Action item: In your reply, reproduce every line of the data without any alteration.

┌────────

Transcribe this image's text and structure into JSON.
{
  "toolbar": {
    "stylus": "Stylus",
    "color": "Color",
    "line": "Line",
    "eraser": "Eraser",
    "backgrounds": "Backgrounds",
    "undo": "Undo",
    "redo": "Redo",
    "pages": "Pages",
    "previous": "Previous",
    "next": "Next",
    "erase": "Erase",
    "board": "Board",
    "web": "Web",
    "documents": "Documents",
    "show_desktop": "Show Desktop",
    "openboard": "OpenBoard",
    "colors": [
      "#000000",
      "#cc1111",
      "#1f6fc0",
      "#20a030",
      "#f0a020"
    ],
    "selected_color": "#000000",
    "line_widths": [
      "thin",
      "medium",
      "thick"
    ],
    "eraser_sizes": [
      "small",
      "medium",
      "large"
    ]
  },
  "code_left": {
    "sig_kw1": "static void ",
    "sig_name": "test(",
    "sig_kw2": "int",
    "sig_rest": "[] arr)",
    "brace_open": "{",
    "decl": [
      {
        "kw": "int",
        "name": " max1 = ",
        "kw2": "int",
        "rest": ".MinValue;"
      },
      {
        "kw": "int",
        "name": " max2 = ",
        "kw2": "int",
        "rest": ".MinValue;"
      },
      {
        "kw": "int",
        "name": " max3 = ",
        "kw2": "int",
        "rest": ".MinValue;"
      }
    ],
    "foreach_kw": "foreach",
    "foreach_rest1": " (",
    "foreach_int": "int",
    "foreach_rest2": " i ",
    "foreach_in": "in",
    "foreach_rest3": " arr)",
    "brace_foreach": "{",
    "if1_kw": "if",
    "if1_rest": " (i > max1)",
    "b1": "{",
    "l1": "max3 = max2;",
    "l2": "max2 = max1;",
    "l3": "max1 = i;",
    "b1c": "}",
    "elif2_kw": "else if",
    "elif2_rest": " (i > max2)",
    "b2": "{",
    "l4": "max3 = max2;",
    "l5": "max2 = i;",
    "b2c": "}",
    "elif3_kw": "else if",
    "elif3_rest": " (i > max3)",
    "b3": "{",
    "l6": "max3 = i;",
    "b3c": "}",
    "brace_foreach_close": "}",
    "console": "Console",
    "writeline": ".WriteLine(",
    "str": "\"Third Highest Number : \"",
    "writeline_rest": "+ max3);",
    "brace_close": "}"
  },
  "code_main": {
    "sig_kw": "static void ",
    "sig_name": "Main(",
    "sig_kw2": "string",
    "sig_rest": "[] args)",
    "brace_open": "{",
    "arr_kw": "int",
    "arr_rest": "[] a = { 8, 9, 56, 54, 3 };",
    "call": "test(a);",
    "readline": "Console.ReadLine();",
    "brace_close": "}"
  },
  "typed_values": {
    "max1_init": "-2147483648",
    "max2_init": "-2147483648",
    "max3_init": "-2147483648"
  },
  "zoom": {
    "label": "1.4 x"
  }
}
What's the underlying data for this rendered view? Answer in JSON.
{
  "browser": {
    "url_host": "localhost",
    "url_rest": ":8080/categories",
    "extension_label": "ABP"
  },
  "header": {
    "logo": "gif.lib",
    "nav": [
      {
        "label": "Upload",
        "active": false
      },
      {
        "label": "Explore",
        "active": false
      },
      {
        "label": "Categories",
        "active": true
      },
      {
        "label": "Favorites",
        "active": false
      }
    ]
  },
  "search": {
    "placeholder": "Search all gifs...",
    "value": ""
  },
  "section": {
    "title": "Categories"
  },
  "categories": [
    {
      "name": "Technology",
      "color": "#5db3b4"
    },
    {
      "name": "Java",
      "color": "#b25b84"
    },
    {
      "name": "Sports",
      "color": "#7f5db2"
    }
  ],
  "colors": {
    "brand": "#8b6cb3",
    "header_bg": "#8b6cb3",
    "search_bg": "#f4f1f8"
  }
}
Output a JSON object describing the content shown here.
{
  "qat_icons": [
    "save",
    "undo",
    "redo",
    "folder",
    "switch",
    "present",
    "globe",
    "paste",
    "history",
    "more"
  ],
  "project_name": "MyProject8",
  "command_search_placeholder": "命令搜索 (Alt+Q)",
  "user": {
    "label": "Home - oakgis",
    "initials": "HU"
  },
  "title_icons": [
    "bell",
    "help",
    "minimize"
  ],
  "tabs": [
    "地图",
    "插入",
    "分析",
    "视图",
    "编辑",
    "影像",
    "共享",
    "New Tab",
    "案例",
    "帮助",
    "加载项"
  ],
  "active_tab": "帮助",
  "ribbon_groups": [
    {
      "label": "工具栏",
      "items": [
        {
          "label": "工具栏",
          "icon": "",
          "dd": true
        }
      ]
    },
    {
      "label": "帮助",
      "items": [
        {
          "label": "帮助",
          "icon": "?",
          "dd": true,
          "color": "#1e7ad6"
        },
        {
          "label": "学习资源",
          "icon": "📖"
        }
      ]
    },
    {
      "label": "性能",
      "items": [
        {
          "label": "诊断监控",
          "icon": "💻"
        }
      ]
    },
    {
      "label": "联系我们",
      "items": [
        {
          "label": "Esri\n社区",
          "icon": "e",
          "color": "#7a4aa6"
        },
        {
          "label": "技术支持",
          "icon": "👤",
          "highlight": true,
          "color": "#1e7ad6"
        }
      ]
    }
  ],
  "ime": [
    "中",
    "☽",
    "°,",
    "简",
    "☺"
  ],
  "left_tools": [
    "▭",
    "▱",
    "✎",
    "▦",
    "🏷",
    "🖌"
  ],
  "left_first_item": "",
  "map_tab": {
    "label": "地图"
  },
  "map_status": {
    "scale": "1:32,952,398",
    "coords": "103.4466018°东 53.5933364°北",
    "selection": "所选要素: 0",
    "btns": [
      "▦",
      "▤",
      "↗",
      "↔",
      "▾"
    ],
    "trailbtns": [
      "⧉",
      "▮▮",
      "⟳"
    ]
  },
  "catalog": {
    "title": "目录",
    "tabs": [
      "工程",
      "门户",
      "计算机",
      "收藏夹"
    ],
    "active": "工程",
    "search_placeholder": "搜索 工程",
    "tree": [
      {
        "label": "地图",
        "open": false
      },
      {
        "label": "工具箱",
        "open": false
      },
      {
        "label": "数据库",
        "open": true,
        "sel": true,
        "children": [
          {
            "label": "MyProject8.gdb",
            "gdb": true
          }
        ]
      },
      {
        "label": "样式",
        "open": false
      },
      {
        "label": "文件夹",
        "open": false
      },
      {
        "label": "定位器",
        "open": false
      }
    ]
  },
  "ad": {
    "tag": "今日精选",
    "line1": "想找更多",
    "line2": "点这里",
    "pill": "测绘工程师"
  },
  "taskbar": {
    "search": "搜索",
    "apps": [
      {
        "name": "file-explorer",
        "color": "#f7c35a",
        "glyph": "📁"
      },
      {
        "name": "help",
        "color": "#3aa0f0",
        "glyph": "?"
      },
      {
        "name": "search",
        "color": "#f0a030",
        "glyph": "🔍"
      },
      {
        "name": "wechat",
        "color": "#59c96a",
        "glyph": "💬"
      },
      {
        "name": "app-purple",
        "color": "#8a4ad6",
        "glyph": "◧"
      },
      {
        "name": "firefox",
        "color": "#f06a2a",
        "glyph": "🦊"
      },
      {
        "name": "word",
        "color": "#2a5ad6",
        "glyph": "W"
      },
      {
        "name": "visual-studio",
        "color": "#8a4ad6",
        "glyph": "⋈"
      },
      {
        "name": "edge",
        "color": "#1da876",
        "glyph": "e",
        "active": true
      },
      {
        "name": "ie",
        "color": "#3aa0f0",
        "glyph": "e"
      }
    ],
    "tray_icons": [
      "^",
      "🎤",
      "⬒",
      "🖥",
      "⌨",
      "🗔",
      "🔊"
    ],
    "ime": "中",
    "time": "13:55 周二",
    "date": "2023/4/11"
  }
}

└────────

Answer to this problem:
Transcribe this image's text and structure into JSON.
{
  "toolbar": {
    "stylus": "Stylus",
    "color": "Color",
    "line": "Line",
    "eraser": "Eraser",
    "backgrounds": "Backgrounds",
    "undo": "Undo",
    "redo": "Redo",
    "pages": "Pages",
    "previous": "Previous",
    "next": "Next",
    "erase": "Erase",
    "board": "Board",
    "web": "Web",
    "documents": "Documents",
    "show_desktop": "Show Desktop",
    "openboard": "OpenBoard",
    "colors": [
      "#000000",
      "#cc1111",
      "#1f6fc0",
      "#20a030",
      "#f0a020"
    ],
    "selected_color": "#000000",
    "line_widths": [
      "thin",
      "medium",
      "thick"
    ],
    "eraser_sizes": [
      "small",
      "medium",
      "large"
    ]
  },
  "code_left": {
    "sig_kw1": "static void ",
    "sig_name": "test(",
    "sig_kw2": "int",
    "sig_rest": "[] arr)",
    "brace_open": "{",
    "decl": [
      {
        "kw": "int",
        "name": " max1 = ",
        "kw2": "int",
        "rest": ".MinValue;"
      },
      {
        "kw": "int",
        "name": " max2 = ",
        "kw2": "int",
        "rest": ".MinValue;"
      },
      {
        "kw": "int",
        "name": " max3 = ",
        "kw2": "int",
        "rest": ".MinValue;"
      }
    ],
    "foreach_kw": "foreach",
    "foreach_rest1": " (",
    "foreach_int": "int",
    "foreach_rest2": " i ",
    "foreach_in": "in",
    "foreach_rest3": " arr)",
    "brace_foreach": "{",
    "if1_kw": "if",
    "if1_rest": " (i > max1)",
    "b1": "{",
    "l1": "max3 = max2;",
    "l2": "max2 = max1;",
    "l3": "max1 = i;",
    "b1c": "}",
    "elif2_kw": "else if",
    "elif2_rest": " (i > max2)",
    "b2": "{",
    "l4": "max3 = max2;",
    "l5": "max2 = i;",
    "b2c": "}",
    "elif3_kw": "else if",
    "elif3_rest": " (i > max3)",
    "b3": "{",
    "l6": "max3 = i;",
    "b3c": "}",
    "brace_foreach_close": "}",
    "console": "Console",
    "writeline": ".WriteLine(",
    "str": "\"Third Highest Number : \"",
    "writeline_rest": "+ max3);",
    "brace_close": "}"
  },
  "code_main": {
    "sig_kw": "static void ",
    "sig_name": "Main(",
    "sig_kw2": "string",
    "sig_rest": "[] args)",
    "brace_open": "{",
    "arr_kw": "int",
    "arr_rest": "[] a = { 8, 9, 56, 54, 3 };",
    "call": "test(a);",
    "readline": "Console.ReadLine();",
    "brace_close": "}"
  },
  "typed_values": {
    "max1_init": "-2147483648",
    "max2_init": "-2147483648",
    "max3_init": "-2147483648"
  },
  "zoom": {
    "label": "1.4 x"
  }
}
What's the underlying data for this rendered view? Answer in JSON.
{
  "browser": {
    "url_host": "localhost",
    "url_rest": ":8080/categories",
    "extension_label": "ABP"
  },
  "header": {
    "logo": "gif.lib",
    "nav": [
      {
        "label": "Upload",
        "active": false
      },
      {
        "label": "Explore",
        "active": false
      },
      {
        "label": "Categories",
        "active": true
      },
      {
        "label": "Favorites",
        "active": false
      }
    ]
  },
  "search": {
    "placeholder": "Search all gifs...",
    "value": ""
  },
  "section": {
    "title": "Categories"
  },
  "categories": [
    {
      "name": "Technology",
      "color": "#5db3b4"
    },
    {
      "name": "Java",
      "color": "#b25b84"
    },
    {
      "name": "Sports",
      "color": "#7f5db2"
    }
  ],
  "colors": {
    "brand": "#8b6cb3",
    "header_bg": "#8b6cb3",
    "search_bg": "#f4f1f8"
  }
}
Output a JSON object describing the content shown here.
{
  "qat_icons": [
    "save",
    "undo",
    "redo",
    "folder",
    "switch",
    "present",
    "globe",
    "paste",
    "history",
    "more"
  ],
  "project_name": "MyProject8",
  "command_search_placeholder": "命令搜索 (Alt+Q)",
  "user": {
    "label": "Home - oakgis",
    "initials": "HU"
  },
  "title_icons": [
    "bell",
    "help",
    "minimize"
  ],
  "tabs": [
    "地图",
    "插入",
    "分析",
    "视图",
    "编辑",
    "影像",
    "共享",
    "New Tab",
    "案例",
    "帮助",
    "加载项"
  ],
  "active_tab": "帮助",
  "ribbon_groups": [
    {
      "label": "工具栏",
      "items": [
        {
          "label": "工具栏",
          "icon": "",
          "dd": true
        }
      ]
    },
    {
      "label": "帮助",
      "items": [
        {
          "label": "帮助",
          "icon": "?",
          "dd": true,
          "color": "#1e7ad6"
        },
        {
          "label": "学习资源",
          "icon": "📖"
        }
      ]
    },
    {
      "label": "性能",
      "items": [
        {
          "label": "诊断监控",
          "icon": "💻"
        }
      ]
    },
    {
      "label": "联系我们",
      "items": [
        {
          "label": "Esri\n社区",
          "icon": "e",
          "color": "#7a4aa6"
        },
        {
          "label": "技术支持",
          "icon": "👤",
          "highlight": true,
          "color": "#1e7ad6"
        }
      ]
    }
  ],
  "ime": [
    "中",
    "☽",
    "°,",
    "简",
    "☺"
  ],
  "left_tools": [
    "▭",
    "▱",
    "✎",
    "▦",
    "🏷",
    "🖌"
  ],
  "left_first_item": "",
  "map_tab": {
    "label": "地图"
  },
  "map_status": {
    "scale": "1:32,952,398",
    "coords": "103.4466018°东 53.5933364°北",
    "selection": "所选要素: 0",
    "btns": [
      "▦",
      "▤",
      "↗",
      "↔",
      "▾"
    ],
    "trailbtns": [
      "⧉",
      "▮▮",
      "⟳"
    ]
  },
  "catalog": {
    "title": "目录",
    "tabs": [
      "工程",
      "门户",
      "计算机",
      "收藏夹"
    ],
    "active": "工程",
    "search_placeholder": "搜索 工程",
    "tree": [
      {
        "label": "地图",
        "open": false
      },
      {
        "label": "工具箱",
        "open": false
      },
      {
        "label": "数据库",
        "open": true,
        "sel": true,
        "children": [
          {
            "label": "MyProject8.gdb",
            "gdb": true
          }
        ]
      },
      {
        "label": "样式",
        "open": false
      },
      {
        "label": "文件夹",
        "open": false
      },
      {
        "label": "定位器",
        "open": false
      }
    ]
  },
  "ad": {
    "tag": "今日精选",
    "line1": "想找更多",
    "line2": "点这里",
    "pill": "测绘工程师"
  },
  "taskbar": {
    "search": "搜索",
    "apps": [
      {
        "name": "file-explorer",
        "color": "#f7c35a",
        "glyph": "📁"
      },
      {
        "name": "help",
        "color": "#3aa0f0",
        "glyph": "?"
      },
      {
        "name": "search",
        "color": "#f0a030",
        "glyph": "🔍"
      },
      {
        "name": "wechat",
        "color": "#59c96a",
        "glyph": "💬"
      },
      {
        "name": "app-purple",
        "color": "#8a4ad6",
        "glyph": "◧"
      },
      {
        "name": "firefox",
        "color": "#f06a2a",
        "glyph": "🦊"
      },
      {
        "name": "word",
        "color": "#2a5ad6",
        "glyph": "W"
      },
      {
        "name": "visual-studio",
        "color": "#8a4ad6",
        "glyph": "⋈"
      },
      {
        "name": "edge",
        "color": "#1da876",
        "glyph": "e",
        "active": true
      },
      {
        "name": "ie",
        "color": "#3aa0f0",
        "glyph": "e"
      }
    ],
    "tray_icons": [
      "^",
      "🎤",
      "⬒",
      "🖥",
      "⌨",
      "🗔",
      "🔊"
    ],
    "ime": "中",
    "time": "13:55 周二",
    "date": "2023/4/11"
  }
}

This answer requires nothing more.